▶ [Exercise details]: All lines of the material should be given again exactly.

▶ [Data for processing]:
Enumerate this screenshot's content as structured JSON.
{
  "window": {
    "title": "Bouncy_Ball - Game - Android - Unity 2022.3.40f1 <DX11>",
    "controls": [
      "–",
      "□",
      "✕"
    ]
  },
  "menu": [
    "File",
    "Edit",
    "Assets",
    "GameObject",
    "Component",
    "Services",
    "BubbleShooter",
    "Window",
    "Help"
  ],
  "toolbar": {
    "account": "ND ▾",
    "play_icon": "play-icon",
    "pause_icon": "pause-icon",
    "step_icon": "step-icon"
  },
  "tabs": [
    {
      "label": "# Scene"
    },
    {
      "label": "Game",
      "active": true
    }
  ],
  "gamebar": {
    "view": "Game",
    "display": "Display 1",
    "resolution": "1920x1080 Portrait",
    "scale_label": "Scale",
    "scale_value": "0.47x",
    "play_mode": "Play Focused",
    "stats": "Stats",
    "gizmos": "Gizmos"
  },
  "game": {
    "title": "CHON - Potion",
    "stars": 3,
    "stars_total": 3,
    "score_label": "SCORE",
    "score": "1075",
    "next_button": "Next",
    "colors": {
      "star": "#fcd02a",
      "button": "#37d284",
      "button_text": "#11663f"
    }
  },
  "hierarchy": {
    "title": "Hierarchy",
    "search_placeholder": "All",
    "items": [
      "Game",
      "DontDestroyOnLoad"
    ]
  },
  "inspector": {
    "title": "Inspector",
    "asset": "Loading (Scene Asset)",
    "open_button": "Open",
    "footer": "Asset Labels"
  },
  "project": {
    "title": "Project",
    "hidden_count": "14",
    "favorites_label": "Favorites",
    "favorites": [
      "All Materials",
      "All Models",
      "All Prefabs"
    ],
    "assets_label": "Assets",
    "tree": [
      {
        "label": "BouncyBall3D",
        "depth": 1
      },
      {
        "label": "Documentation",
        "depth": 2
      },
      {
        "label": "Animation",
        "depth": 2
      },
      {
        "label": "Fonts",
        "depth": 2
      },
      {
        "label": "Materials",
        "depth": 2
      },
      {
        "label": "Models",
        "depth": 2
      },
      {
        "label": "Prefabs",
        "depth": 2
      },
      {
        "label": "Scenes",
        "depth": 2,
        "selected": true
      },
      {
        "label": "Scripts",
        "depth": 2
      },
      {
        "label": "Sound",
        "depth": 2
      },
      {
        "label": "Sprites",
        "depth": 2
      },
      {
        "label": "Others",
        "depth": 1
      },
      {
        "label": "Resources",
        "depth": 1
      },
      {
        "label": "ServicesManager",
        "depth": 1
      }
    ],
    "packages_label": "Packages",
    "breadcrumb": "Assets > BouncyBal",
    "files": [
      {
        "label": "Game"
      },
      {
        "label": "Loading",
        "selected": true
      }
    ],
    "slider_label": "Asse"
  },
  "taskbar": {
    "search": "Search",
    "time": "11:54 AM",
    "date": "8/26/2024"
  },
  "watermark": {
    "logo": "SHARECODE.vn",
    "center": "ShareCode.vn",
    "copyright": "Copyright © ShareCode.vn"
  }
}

▶ [Answer to the problem]:
Enumerate this screenshot's content as structured JSON.
{
  "window": {
    "title": "Bouncy_Ball - Game - Android - Unity 2022.3.40f1 <DX11>",
    "controls": [
      "–",
      "□",
      "✕"
    ]
  },
  "menu": [
    "File",
    "Edit",
    "Assets",
    "GameObject",
    "Component",
    "Services",
    "BubbleShooter",
    "Window",
    "Help"
  ],
  "toolbar": {
    "account": "ND ▾",
    "play_icon": "play-icon",
    "pause_icon": "pause-icon",
    "step_icon": "step-icon"
  },
  "tabs": [
    {
      "label": "# Scene"
    },
    {
      "label": "Game",
      "active": true
    }
  ],
  "gamebar": {
    "view": "Game",
    "display": "Display 1",
    "resolution": "1920x1080 Portrait",
    "scale_label": "Scale",
    "scale_value": "0.47x",
    "play_mode": "Play Focused",
    "stats": "Stats",
    "gizmos": "Gizmos"
  },
  "game": {
    "title": "CHON - Potion",
    "stars": 3,
    "stars_total": 3,
    "score_label": "SCORE",
    "score": "1075",
    "next_button": "Next",
    "colors": {
      "star": "#fcd02a",
      "button": "#37d284",
      "button_text": "#11663f"
    }
  },
  "hierarchy": {
    "title": "Hierarchy",
    "search_placeholder": "All",
    "items": [
      "Game",
      "DontDestroyOnLoad"
    ]
  },
  "inspector": {
    "title": "Inspector",
    "asset": "Loading (Scene Asset)",
    "open_button": "Open",
    "footer": "Asset Labels"
  },
  "project": {
    "title": "Project",
    "hidden_count": "14",
    "favorites_label": "Favorites",
    "favorites": [
      "All Materials",
      "All Models",
      "All Prefabs"
    ],
    "assets_label": "Assets",
    "tree": [
      {
        "label": "BouncyBall3D",
        "depth": 1
      },
      {
        "label": "Documentation",
        "depth": 2
      },
      {
        "label": "Animation",
        "depth": 2
      },
      {
        "label": "Fonts",
        "depth": 2
      },
      {
        "label": "Materials",
        "depth": 2
      },
      {
        "label": "Models",
        "depth": 2
      },
      {
        "label": "Prefabs",
        "depth": 2
      },
      {
        "label": "Scenes",
        "depth": 2,
        "selected": true
      },
      {
        "label": "Scripts",
        "depth": 2
      },
      {
        "label": "Sound",
        "depth": 2
      },
      {
        "label": "Sprites",
        "depth": 2
      },
      {
        "label": "Others",
        "depth": 1
      },
      {
        "label": "Resources",
        "depth": 1
      },
      {
        "label": "ServicesManager",
        "depth": 1
      }
    ],
    "packages_label": "Packages",
    "breadcrumb": "Assets > BouncyBal",
    "files": [
      {
        "label": "Game"
      },
      {
        "label": "Loading",
        "selected": true
      }
    ],
    "slider_label": "Asse"
  },
  "taskbar": {
    "search": "Search",
    "time": "11:54 AM",
    "date": "8/26/2024"
  },
  "watermark": {
    "logo": "SHARECODE.vn",
    "center": "ShareCode.vn",
    "copyright": "Copyright © ShareCode.vn"
  }
}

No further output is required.